Environmental Impacts of a Desalination Facility Proposed for Tampa, Florida
Alan F. Blumberg, Sean O’Neil and B. Nicholas Kim
The environmental effects of a waste brine plume from a proposed water desalination facility located at Tampa Bay, Florida are addressed through an analysis based on sophisticated three-dimensional hydrodynamic models. The study was separated into two parts: the first part established a base set of physical characteristics such as circulation patterns, temperature and salinity which were corroborated with an extensive set of water quality data; then a design scenario was constructed which included an addition of a desalination facility waste brine plume. The waste brine is mixed with an existing temperature-elevated discharge resulting from a power plant cooling water operation. The first part of the study calibrates and validates the model and provides a base for comparison, while the second part allows for the examination of the differences of the physical variables with and without the waste brine stream. Each scenario was run for a two-year simulation period which provided detailed set of time series and statistics of the temperature, salinity and dissolved oxygen saturation as well as their differences between the two scenarios. Analyses of the results indicates that the only region where any detectable change due to the desalination facility operation is in the immediate vicinity of the waste brine outfall itself. Long-term effects of an elevated salinity plume on the overall salinity in Tampa Bay were addressed by running the model for an additional seven years to achieve steady state. An examination of the model results revealed no significant increase in salinity or temperature. The modeling and data analyses presented herein are quite specific to the Tampa Bay setting; however, the model itself is physically comprehensive and the data quality control procedures are robust.
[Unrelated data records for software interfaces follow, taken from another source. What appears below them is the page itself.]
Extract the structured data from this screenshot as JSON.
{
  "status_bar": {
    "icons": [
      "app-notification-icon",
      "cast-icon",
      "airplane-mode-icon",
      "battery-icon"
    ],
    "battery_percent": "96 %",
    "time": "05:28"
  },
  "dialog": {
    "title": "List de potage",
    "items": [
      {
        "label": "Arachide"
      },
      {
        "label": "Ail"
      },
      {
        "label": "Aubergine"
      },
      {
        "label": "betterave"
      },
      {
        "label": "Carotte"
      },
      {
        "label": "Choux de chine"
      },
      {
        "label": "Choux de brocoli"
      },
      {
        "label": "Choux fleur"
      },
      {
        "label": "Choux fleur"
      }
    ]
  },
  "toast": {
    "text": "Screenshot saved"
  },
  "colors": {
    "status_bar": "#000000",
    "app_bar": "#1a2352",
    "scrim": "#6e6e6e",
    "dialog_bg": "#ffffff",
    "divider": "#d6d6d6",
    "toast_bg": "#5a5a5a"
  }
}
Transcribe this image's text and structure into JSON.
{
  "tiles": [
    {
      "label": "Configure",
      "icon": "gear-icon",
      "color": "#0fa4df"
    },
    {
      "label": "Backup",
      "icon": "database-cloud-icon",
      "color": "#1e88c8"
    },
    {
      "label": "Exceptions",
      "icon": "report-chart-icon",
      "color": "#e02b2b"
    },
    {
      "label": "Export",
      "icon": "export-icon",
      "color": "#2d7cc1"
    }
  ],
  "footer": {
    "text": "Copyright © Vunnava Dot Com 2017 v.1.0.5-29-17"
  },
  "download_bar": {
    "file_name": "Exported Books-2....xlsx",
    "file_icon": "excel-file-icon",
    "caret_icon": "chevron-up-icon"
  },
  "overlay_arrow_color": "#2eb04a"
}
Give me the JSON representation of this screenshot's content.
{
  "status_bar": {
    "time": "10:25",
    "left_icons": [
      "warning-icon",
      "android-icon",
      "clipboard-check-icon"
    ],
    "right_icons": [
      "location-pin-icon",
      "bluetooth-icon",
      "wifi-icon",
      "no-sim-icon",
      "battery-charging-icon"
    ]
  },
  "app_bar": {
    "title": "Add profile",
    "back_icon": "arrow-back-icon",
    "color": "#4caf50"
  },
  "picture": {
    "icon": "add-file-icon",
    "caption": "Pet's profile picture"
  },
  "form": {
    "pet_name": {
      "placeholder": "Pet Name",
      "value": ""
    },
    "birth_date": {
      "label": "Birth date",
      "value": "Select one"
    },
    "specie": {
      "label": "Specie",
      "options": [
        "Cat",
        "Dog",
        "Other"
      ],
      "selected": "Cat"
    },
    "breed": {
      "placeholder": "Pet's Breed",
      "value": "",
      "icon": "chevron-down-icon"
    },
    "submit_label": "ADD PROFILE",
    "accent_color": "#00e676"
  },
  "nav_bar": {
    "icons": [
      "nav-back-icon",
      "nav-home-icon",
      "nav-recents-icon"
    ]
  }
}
Both are easily adapted to other regions and new sets of observations.